**DATASET RECORDS:**
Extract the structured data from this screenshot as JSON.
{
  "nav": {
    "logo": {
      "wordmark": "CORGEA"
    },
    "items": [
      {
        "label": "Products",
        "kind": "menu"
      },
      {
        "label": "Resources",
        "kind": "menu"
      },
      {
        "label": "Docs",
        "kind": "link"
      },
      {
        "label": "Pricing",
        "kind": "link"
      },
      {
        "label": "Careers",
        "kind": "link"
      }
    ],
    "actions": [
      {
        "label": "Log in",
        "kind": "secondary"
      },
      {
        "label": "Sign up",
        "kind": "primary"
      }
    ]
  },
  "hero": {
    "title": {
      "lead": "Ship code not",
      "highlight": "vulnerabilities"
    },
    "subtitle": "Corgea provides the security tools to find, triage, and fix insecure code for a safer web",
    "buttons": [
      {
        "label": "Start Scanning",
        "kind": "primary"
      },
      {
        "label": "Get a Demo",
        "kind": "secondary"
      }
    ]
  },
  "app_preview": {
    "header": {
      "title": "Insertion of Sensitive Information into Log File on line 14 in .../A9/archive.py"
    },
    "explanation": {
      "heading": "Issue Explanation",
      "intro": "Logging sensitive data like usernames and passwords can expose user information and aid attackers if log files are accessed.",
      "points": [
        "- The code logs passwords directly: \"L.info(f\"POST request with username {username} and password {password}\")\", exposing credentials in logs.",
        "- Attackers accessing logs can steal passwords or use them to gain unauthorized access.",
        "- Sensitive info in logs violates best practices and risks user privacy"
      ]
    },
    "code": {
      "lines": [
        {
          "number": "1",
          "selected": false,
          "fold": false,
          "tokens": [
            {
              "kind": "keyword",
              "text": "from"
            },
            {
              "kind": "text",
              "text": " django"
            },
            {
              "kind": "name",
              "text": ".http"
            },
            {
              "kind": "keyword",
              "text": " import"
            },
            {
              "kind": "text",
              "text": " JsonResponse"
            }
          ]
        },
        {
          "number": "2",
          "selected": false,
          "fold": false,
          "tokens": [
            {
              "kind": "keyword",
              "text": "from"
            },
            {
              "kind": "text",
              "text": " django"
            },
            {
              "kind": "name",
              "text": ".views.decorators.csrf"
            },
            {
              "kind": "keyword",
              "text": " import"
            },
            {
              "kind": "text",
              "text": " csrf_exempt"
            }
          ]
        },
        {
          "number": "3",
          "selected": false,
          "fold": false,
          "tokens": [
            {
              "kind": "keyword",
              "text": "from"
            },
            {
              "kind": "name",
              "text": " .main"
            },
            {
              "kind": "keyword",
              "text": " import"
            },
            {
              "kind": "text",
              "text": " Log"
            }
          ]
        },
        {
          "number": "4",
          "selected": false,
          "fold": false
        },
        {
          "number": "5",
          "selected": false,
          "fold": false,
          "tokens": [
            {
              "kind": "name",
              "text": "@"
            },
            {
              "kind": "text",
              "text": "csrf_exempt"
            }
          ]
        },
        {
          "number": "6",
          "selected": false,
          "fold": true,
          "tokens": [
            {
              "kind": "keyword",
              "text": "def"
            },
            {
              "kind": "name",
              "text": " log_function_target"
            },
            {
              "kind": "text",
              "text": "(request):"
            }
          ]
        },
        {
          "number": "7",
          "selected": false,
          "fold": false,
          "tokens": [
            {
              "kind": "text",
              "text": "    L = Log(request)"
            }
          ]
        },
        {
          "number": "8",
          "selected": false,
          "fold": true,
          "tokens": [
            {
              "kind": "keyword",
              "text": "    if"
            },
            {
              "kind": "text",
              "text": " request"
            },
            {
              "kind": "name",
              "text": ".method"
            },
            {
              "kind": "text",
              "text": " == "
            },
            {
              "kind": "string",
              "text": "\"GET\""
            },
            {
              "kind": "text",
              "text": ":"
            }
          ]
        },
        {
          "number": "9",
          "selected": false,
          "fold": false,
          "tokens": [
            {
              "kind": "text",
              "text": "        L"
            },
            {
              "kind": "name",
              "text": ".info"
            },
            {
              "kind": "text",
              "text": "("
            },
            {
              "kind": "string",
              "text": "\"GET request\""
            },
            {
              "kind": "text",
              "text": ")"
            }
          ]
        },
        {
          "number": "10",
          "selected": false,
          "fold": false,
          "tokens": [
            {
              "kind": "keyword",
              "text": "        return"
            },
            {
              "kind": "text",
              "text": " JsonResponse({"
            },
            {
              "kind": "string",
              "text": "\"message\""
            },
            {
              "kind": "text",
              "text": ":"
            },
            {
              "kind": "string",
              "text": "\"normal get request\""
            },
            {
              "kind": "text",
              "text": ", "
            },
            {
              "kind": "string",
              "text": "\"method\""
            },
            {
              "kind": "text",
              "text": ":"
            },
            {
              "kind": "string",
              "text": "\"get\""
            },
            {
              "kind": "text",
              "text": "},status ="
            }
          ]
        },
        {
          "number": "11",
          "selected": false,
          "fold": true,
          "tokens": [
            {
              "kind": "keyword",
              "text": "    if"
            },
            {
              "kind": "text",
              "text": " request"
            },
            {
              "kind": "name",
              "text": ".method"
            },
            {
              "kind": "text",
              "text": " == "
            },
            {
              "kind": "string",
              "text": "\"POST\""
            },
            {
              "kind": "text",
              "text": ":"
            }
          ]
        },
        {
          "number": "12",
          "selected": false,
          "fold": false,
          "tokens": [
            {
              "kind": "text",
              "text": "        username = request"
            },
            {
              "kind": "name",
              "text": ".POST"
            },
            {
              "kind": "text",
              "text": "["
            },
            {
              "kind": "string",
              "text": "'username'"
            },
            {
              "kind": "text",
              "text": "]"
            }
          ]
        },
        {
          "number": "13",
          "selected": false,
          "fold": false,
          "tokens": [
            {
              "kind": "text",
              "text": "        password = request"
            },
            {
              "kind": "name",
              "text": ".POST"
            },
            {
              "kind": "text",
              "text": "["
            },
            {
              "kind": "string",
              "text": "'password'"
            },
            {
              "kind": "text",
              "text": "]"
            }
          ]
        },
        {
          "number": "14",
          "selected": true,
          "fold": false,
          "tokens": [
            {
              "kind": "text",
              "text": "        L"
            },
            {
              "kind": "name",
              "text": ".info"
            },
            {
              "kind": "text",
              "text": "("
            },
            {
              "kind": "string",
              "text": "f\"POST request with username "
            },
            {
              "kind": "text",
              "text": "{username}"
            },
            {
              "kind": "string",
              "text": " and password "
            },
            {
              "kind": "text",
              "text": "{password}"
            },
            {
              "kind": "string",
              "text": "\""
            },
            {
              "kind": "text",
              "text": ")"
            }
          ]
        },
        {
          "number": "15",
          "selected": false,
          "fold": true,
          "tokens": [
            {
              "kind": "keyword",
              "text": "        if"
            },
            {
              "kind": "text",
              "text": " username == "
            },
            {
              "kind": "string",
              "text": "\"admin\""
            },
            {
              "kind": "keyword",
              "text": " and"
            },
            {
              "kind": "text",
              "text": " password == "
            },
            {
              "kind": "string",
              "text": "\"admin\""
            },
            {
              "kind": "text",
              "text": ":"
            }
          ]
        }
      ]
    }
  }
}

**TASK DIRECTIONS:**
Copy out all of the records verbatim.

**RESULT BELOW:**
Extract the structured data from this screenshot as JSON.
{
  "nav": {
    "logo": {
      "wordmark": "CORGEA"
    },
    "items": [
      {
        "label": "Products",
        "kind": "menu"
      },
      {
        "label": "Resources",
        "kind": "menu"
      },
      {
        "label": "Docs",
        "kind": "link"
      },
      {
        "label": "Pricing",
        "kind": "link"
      },
      {
        "label": "Careers",
        "kind": "link"
      }
    ],
    "actions": [
      {
        "label": "Log in",
        "kind": "secondary"
      },
      {
        "label": "Sign up",
        "kind": "primary"
      }
    ]
  },
  "hero": {
    "title": {
      "lead": "Ship code not",
      "highlight": "vulnerabilities"
    },
    "subtitle": "Corgea provides the security tools to find, triage, and fix insecure code for a safer web",
    "buttons": [
      {
        "label": "Start Scanning",
        "kind": "primary"
      },
      {
        "label": "Get a Demo",
        "kind": "secondary"
      }
    ]
  },
  "app_preview": {
    "header": {
      "title": "Insertion of Sensitive Information into Log File on line 14 in .../A9/archive.py"
    },
    "explanation": {
      "heading": "Issue Explanation",
      "intro": "Logging sensitive data like usernames and passwords can expose user information and aid attackers if log files are accessed.",
      "points": [
        "- The code logs passwords directly: \"L.info(f\"POST request with username {username} and password {password}\")\", exposing credentials in logs.",
        "- Attackers accessing logs can steal passwords or use them to gain unauthorized access.",
        "- Sensitive info in logs violates best practices and risks user privacy"
      ]
    },
    "code": {
      "lines": [
        {
          "number": "1",
          "selected": false,
          "fold": false,
          "tokens": [
            {
              "kind": "keyword",
              "text": "from"
            },
            {
              "kind": "text",
              "text": " django"
            },
            {
              "kind": "name",
              "text": ".http"
            },
            {
              "kind": "keyword",
              "text": " import"
            },
            {
              "kind": "text",
              "text": " JsonResponse"
            }
          ]
        },
        {
          "number": "2",
          "selected": false,
          "fold": false,
          "tokens": [
            {
              "kind": "keyword",
              "text": "from"
            },
            {
              "kind": "text",
              "text": " django"
            },
            {
              "kind": "name",
              "text": ".views.decorators.csrf"
            },
            {
              "kind": "keyword",
              "text": " import"
            },
            {
              "kind": "text",
              "text": " csrf_exempt"
            }
          ]
        },
        {
          "number": "3",
          "selected": false,
          "fold": false,
          "tokens": [
            {
              "kind": "keyword",
              "text": "from"
            },
            {
              "kind": "name",
              "text": " .main"
            },
            {
              "kind": "keyword",
              "text": " import"
            },
            {
              "kind": "text",
              "text": " Log"
            }
          ]
        },
        {
          "number": "4",
          "selected": false,
          "fold": false
        },
        {
          "number": "5",
          "selected": false,
          "fold": false,
          "tokens": [
            {
              "kind": "name",
              "text": "@"
            },
            {
              "kind": "text",
              "text": "csrf_exempt"
            }
          ]
        },
        {
          "number": "6",
          "selected": false,
          "fold": true,
          "tokens": [
            {
              "kind": "keyword",
              "text": "def"
            },
            {
              "kind": "name",
              "text": " log_function_target"
            },
            {
              "kind": "text",
              "text": "(request):"
            }
          ]
        },
        {
          "number": "7",
          "selected": false,
          "fold": false,
          "tokens": [
            {
              "kind": "text",
              "text": "    L = Log(request)"
            }
          ]
        },
        {
          "number": "8",
          "selected": false,
          "fold": true,
          "tokens": [
            {
              "kind": "keyword",
              "text": "    if"
            },
            {
              "kind": "text",
              "text": " request"
            },
            {
              "kind": "name",
              "text": ".method"
            },
            {
              "kind": "text",
              "text": " == "
            },
            {
              "kind": "string",
              "text": "\"GET\""
            },
            {
              "kind": "text",
              "text": ":"
            }
          ]
        },
        {
          "number": "9",
          "selected": false,
          "fold": false,
          "tokens": [
            {
              "kind": "text",
              "text": "        L"
            },
            {
              "kind": "name",
              "text": ".info"
            },
            {
              "kind": "text",
              "text": "("
            },
            {
              "kind": "string",
              "text": "\"GET request\""
            },
            {
              "kind": "text",
              "text": ")"
            }
          ]
        },
        {
          "number": "10",
          "selected": false,
          "fold": false,
          "tokens": [
            {
              "kind": "keyword",
              "text": "        return"
            },
            {
              "kind": "text",
              "text": " JsonResponse({"
            },
            {
              "kind": "string",
              "text": "\"message\""
            },
            {
              "kind": "text",
              "text": ":"
            },
            {
              "kind": "string",
              "text": "\"normal get request\""
            },
            {
              "kind": "text",
              "text": ", "
            },
            {
              "kind": "string",
              "text": "\"method\""
            },
            {
              "kind": "text",
              "text": ":"
            },
            {
              "kind": "string",
              "text": "\"get\""
            },
            {
              "kind": "text",
              "text": "},status ="
            }
          ]
        },
        {
          "number": "11",
          "selected": false,
          "fold": true,
          "tokens": [
            {
              "kind": "keyword",
              "text": "    if"
            },
            {
              "kind": "text",
              "text": " request"
            },
            {
              "kind": "name",
              "text": ".method"
            },
            {
              "kind": "text",
              "text": " == "
            },
            {
              "kind": "string",
              "text": "\"POST\""
            },
            {
              "kind": "text",
              "text": ":"
            }
          ]
        },
        {
          "number": "12",
          "selected": false,
          "fold": false,
          "tokens": [
            {
              "kind": "text",
              "text": "        username = request"
            },
            {
              "kind": "name",
              "text": ".POST"
            },
            {
              "kind": "text",
              "text": "["
            },
            {
              "kind": "string",
              "text": "'username'"
            },
            {
              "kind": "text",
              "text": "]"
            }
          ]
        },
        {
          "number": "13",
          "selected": false,
          "fold": false,
          "tokens": [
            {
              "kind": "text",
              "text": "        password = request"
            },
            {
              "kind": "name",
              "text": ".POST"
            },
            {
              "kind": "text",
              "text": "["
            },
            {
              "kind": "string",
              "text": "'password'"
            },
            {
              "kind": "text",
              "text": "]"
            }
          ]
        },
        {
          "number": "14",
          "selected": true,
          "fold": false,
          "tokens": [
            {
              "kind": "text",
              "text": "        L"
            },
            {
              "kind": "name",
              "text": ".info"
            },
            {
              "kind": "text",
              "text": "("
            },
            {
              "kind": "string",
              "text": "f\"POST request with username "
            },
            {
              "kind": "text",
              "text": "{username}"
            },
            {
              "kind": "string",
              "text": " and password "
            },
            {
              "kind": "text",
              "text": "{password}"
            },
            {
              "kind": "string",
              "text": "\""
            },
            {
              "kind": "text",
              "text": ")"
            }
          ]
        },
        {
          "number": "15",
          "selected": false,
          "fold": true,
          "tokens": [
            {
              "kind": "keyword",
              "text": "        if"
            },
            {
              "kind": "text",
              "text": " username == "
            },
            {
              "kind": "string",
              "text": "\"admin\""
            },
            {
              "kind": "keyword",
              "text": " and"
            },
            {
              "kind": "text",
              "text": " password == "
            },
            {
              "kind": "string",
              "text": "\"admin\""
            },
            {
              "kind": "text",
              "text": ":"
            }
          ]
        }
      ]
    }
  }
}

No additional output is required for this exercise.